**WORK ORDER**
Out of the records below, copy all lines in which the word "Filly" occurs.

** THE DATA follows **

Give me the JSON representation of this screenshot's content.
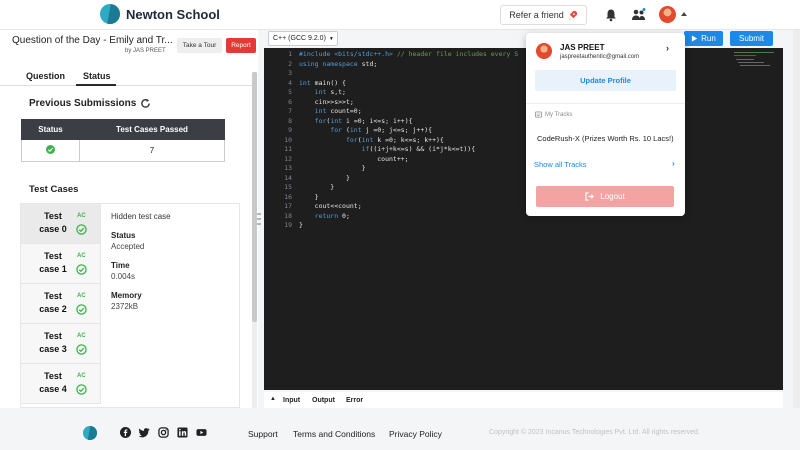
{
  "header": {
    "brand": "Newton School",
    "refer_label": "Refer a friend"
  },
  "question": {
    "title": "Question of the Day - Emily and Tr...",
    "author": "by JAS PREET",
    "tour_label": "Take a Tour",
    "report_label": "Report",
    "tabs": [
      {
        "label": "Question"
      },
      {
        "label": "Status"
      }
    ]
  },
  "submissions": {
    "title": "Previous Submissions",
    "columns": [
      "Status",
      "Test Cases Passed"
    ],
    "rows": [
      {
        "passed": "7"
      }
    ]
  },
  "testcases": {
    "title": "Test Cases",
    "ac": "AC",
    "items": [
      {
        "label": "Test case 0"
      },
      {
        "label": "Test case 1"
      },
      {
        "label": "Test case 2"
      },
      {
        "label": "Test case 3"
      },
      {
        "label": "Test case 4"
      }
    ],
    "detail": {
      "heading": "Hidden test case",
      "status_key": "Status",
      "status_val": "Accepted",
      "time_key": "Time",
      "time_val": "0.004s",
      "memory_key": "Memory",
      "memory_val": "2372kB"
    }
  },
  "editor": {
    "language": "C++ (GCC 9.2.0)",
    "run_label": "Run",
    "submit_label": "Submit",
    "line_numbers": [
      "1",
      "2",
      "3",
      "4",
      "5",
      "6",
      "7",
      "8",
      "9",
      "10",
      "11",
      "12",
      "13",
      "14",
      "15",
      "16",
      "17",
      "18",
      "19"
    ],
    "code": {
      "l1a": "#include <bits/stdc++.h> ",
      "l1b": "// header file includes every S",
      "l2a": "using namespace",
      "l2b": " std;",
      "l3": "",
      "l4a": "int",
      "l4b": " main() {",
      "l5a": "    int",
      "l5b": " s,t;",
      "l6": "    cin>>s>>t;",
      "l7a": "    int",
      "l7b": " count=0;",
      "l8a": "    for",
      "l8b": "(",
      "l8c": "int",
      "l8d": " i =0; i<=s; i++){",
      "l9a": "        for",
      "l9b": " (",
      "l9c": "int",
      "l9d": " j =0; j<=s; j++){",
      "l10a": "            for",
      "l10b": "(",
      "l10c": "int",
      "l10d": " k =0; k<=s; k++){",
      "l11a": "                if",
      "l11b": "((i+j+k<=s) && (i*j*k<=t)){",
      "l12": "                    count++;",
      "l13": "                }",
      "l14": "            }",
      "l15": "        }",
      "l16": "    }",
      "l17": "    cout<<count;",
      "l18a": "    return",
      "l18b": " 0;",
      "l19": "}"
    },
    "io_tabs": [
      "Input",
      "Output",
      "Error"
    ]
  },
  "dropdown": {
    "name": "JAS PREET",
    "email": "jaspreetauthentic@gmail.com",
    "update_label": "Update Profile",
    "my_tracks": "My Tracks",
    "track": "CodeRush-X (Prizes Worth Rs. 10 Lacs!)",
    "show_all": "Show all Tracks",
    "logout": "Logout"
  },
  "footer": {
    "links": [
      "Support",
      "Terms and Conditions",
      "Privacy Policy"
    ],
    "copyright": "Copyright © 2023 Incanus Technologies Pvt. Ltd. All rights reserved."
  },
  "colors": {
    "primary": "#1e88e5",
    "danger": "#e53935",
    "success": "#3bb34a",
    "editor_bg": "#1e1e1e",
    "logout_bg": "#f4a3a3"
  },
  "icons": [
    "rocket-icon",
    "bell-icon",
    "community-icon",
    "refresh-icon",
    "check-circle-icon",
    "play-icon",
    "logout-icon",
    "track-icon",
    "facebook-icon",
    "twitter-icon",
    "instagram-icon",
    "linkedin-icon",
    "youtube-icon"
  ]
}
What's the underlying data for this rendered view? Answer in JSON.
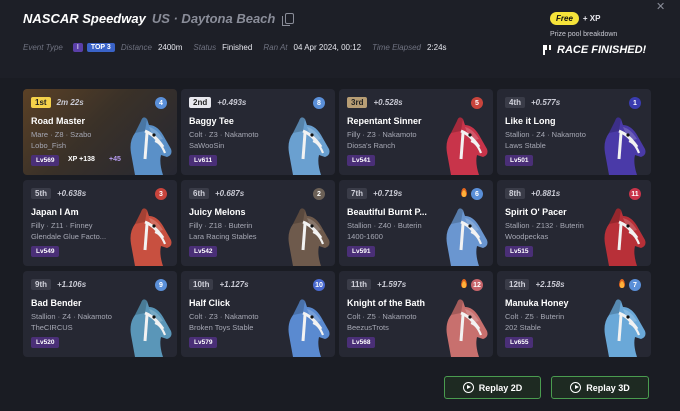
{
  "header": {
    "race_name": "NASCAR Speedway",
    "location": "US · Daytona Beach",
    "free_badge": "Free",
    "xp_label": "+ XP",
    "prize_link": "Prize pool breakdown",
    "close_icon": "close-icon"
  },
  "meta": {
    "event_type_label": "Event Type",
    "event_type_value": "I",
    "top_tag": "TOP 3",
    "distance_label": "Distance",
    "distance_value": "2400m",
    "status_label": "Status",
    "status_value": "Finished",
    "ran_at_label": "Ran At",
    "ran_at_value": "04 Apr 2024, 00:12",
    "elapsed_label": "Time Elapsed",
    "elapsed_value": "2:24s",
    "race_finished": "RACE FINISHED!"
  },
  "results": [
    {
      "position": "1st",
      "gap": "2m 22s",
      "number": "4",
      "num_color": "#5a8fd8",
      "name": "Road Master",
      "info": "Mare · Z8 · Szabo",
      "owner": "Lobo_Fish",
      "level": "Lv569",
      "xp": "XP +138",
      "xp_bonus": "+45",
      "horse_color": "#5a90c8",
      "fire": false
    },
    {
      "position": "2nd",
      "gap": "+0.493s",
      "number": "8",
      "num_color": "#5a8fd8",
      "name": "Baggy Tee",
      "info": "Colt · Z3 · Nakamoto",
      "owner": "SaWooSin",
      "level": "Lv611",
      "horse_color": "#6aa0d0",
      "fire": false
    },
    {
      "position": "3rd",
      "gap": "+0.528s",
      "number": "5",
      "num_color": "#c8443c",
      "name": "Repentant Sinner",
      "info": "Filly · Z3 · Nakamoto",
      "owner": "Diosa's Ranch",
      "level": "Lv541",
      "horse_color": "#c8344a",
      "fire": false
    },
    {
      "position": "4th",
      "gap": "+0.577s",
      "number": "1",
      "num_color": "#3a3cb0",
      "name": "Like it Long",
      "info": "Stallion · Z4 · Nakamoto",
      "owner": "Laws Stable",
      "level": "Lv501",
      "horse_color": "#4a3aa8",
      "fire": false
    },
    {
      "position": "5th",
      "gap": "+0.638s",
      "number": "3",
      "num_color": "#c8443c",
      "name": "Japan I Am",
      "info": "Filly · Z11 · Finney",
      "owner": "Glendale Glue Facto...",
      "level": "Lv549",
      "horse_color": "#c85040",
      "fire": false
    },
    {
      "position": "6th",
      "gap": "+0.687s",
      "number": "2",
      "num_color": "#6b6056",
      "name": "Juicy Melons",
      "info": "Filly · Z18 · Buterin",
      "owner": "Lara Racing Stables",
      "level": "Lv542",
      "horse_color": "#6e5a4c",
      "fire": false
    },
    {
      "position": "7th",
      "gap": "+0.719s",
      "number": "6",
      "num_color": "#5a8fd8",
      "name": "Beautiful Burnt P...",
      "info": "Stallion · Z40 · Buterin",
      "owner": "1400-1600",
      "level": "Lv591",
      "horse_color": "#6a96d0",
      "fire": true
    },
    {
      "position": "8th",
      "gap": "+0.881s",
      "number": "11",
      "num_color": "#c8344a",
      "name": "Spirit O' Pacer",
      "info": "Stallion · Z132 · Buterin",
      "owner": "Woodpeckas",
      "level": "Lv515",
      "horse_color": "#b83038",
      "fire": false
    },
    {
      "position": "9th",
      "gap": "+1.106s",
      "number": "9",
      "num_color": "#5a8fd8",
      "name": "Bad Bender",
      "info": "Stallion · Z4 · Nakamoto",
      "owner": "TheCIRCUS",
      "level": "Lv520",
      "horse_color": "#5a96b8",
      "fire": false
    },
    {
      "position": "10th",
      "gap": "+1.127s",
      "number": "10",
      "num_color": "#4a6ad0",
      "name": "Half Click",
      "info": "Colt · Z3 · Nakamoto",
      "owner": "Broken Toys Stable",
      "level": "Lv579",
      "horse_color": "#5a8ad0",
      "fire": false
    },
    {
      "position": "11th",
      "gap": "+1.597s",
      "number": "12",
      "num_color": "#c8646a",
      "name": "Knight of the Bath",
      "info": "Colt · Z5 · Nakamoto",
      "owner": "BeezusTrots",
      "level": "Lv568",
      "horse_color": "#c8706e",
      "fire": true
    },
    {
      "position": "12th",
      "gap": "+2.158s",
      "number": "7",
      "num_color": "#5a8fd8",
      "name": "Manuka Honey",
      "info": "Colt · Z5 · Buterin",
      "owner": "202 Stable",
      "level": "Lv655",
      "horse_color": "#6aa8d8",
      "fire": true
    }
  ],
  "buttons": {
    "replay_2d": "Replay 2D",
    "replay_3d": "Replay 3D"
  }
}
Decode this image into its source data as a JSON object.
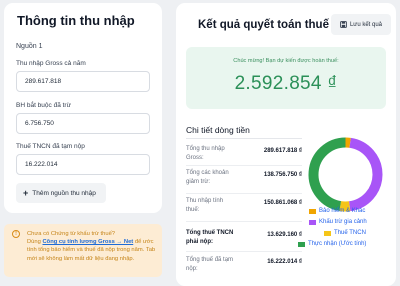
{
  "left": {
    "title": "Thông tin thu nhập",
    "source_label": "Nguồn 1",
    "gross_label": "Thu nhập Gross cả năm",
    "gross_value": "289.617.818",
    "insurance_label": "BH bắt buộc đã trừ",
    "insurance_value": "6.756.750",
    "tax_paid_label": "Thuế TNCN đã tạm nộp",
    "tax_paid_value": "16.222.014",
    "add_source_label": "Thêm nguồn thu nhập"
  },
  "warning": {
    "line1": "Chưa có Chứng từ khấu trừ thuế?",
    "pre_link": "Dùng ",
    "link": "Công cụ tính lương Gross → Net",
    "post_link": " để ước tính tổng bảo hiểm và thuế đã nộp trong năm. Tab mới sẽ không làm mất dữ liệu đang nhập."
  },
  "right": {
    "title": "Kết quả quyết toán thuế",
    "save_label": "Lưu kết quả",
    "result_message": "Chúc mừng! Bạn dự kiến được hoàn thuế:",
    "result_amount": "2.592.854 ₫",
    "detail_title": "Chi tiết dòng tiền",
    "rows": [
      {
        "label": "Tổng thu nhập Gross:",
        "value": "289.617.818 ₫"
      },
      {
        "label": "Tổng các khoản giảm trừ:",
        "value": "138.756.750 ₫"
      },
      {
        "label": "Thu nhập tính thuế:",
        "value": "150.861.068 ₫"
      },
      {
        "label": "Tổng thuế TNCN phải nộp:",
        "value": "13.629.160 ₫"
      },
      {
        "label": "Tổng thuế đã tạm nộp:",
        "value": "16.222.014 ₫"
      }
    ]
  },
  "chart_data": {
    "type": "pie",
    "style": "donut",
    "legend_position": "bottom",
    "categories": [
      "Bảo hiểm & Khác",
      "Khấu trừ gia cảnh",
      "Thuế TNCN",
      "Thực nhận (Ước tính)"
    ],
    "values": [
      6756750,
      132000000,
      13629160,
      137231908
    ],
    "colors": [
      "#f0a500",
      "#a855f7",
      "#f5c518",
      "#2fa04f"
    ]
  }
}
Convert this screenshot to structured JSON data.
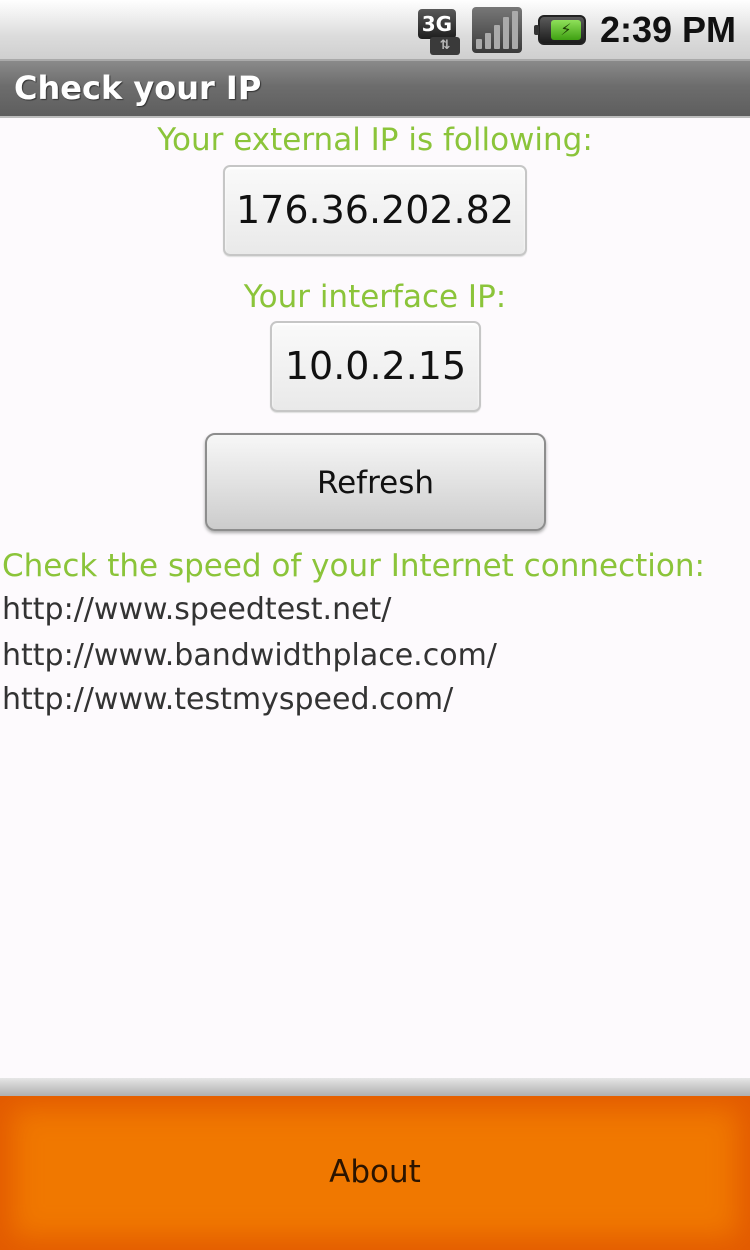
{
  "status_bar": {
    "network_label": "3G",
    "network_arrows": "⇅",
    "time": "2:39 PM"
  },
  "title_bar": {
    "title": "Check your IP"
  },
  "external_ip": {
    "label": "Your external IP is following:",
    "value": "176.36.202.82"
  },
  "interface_ip": {
    "label": "Your interface IP:",
    "value": "10.0.2.15"
  },
  "refresh_button": {
    "label": "Refresh"
  },
  "speed": {
    "label": "Check the speed of your Internet connection:",
    "links": [
      "http://www.speedtest.net/",
      "http://www.bandwidthplace.com/",
      "http://www.testmyspeed.com/"
    ]
  },
  "about_button": {
    "label": "About"
  },
  "colors": {
    "accent_green": "#8bc43a",
    "about_orange": "#f07800",
    "title_bar_gray": "#6d6d6d"
  }
}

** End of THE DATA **

**ANSWER SPACE**
      "info": "Filly · Z3 · Nakamoto",
      "info": "Filly · Z11 · Finney",
      "info": "Filly · Z18 · Buterin",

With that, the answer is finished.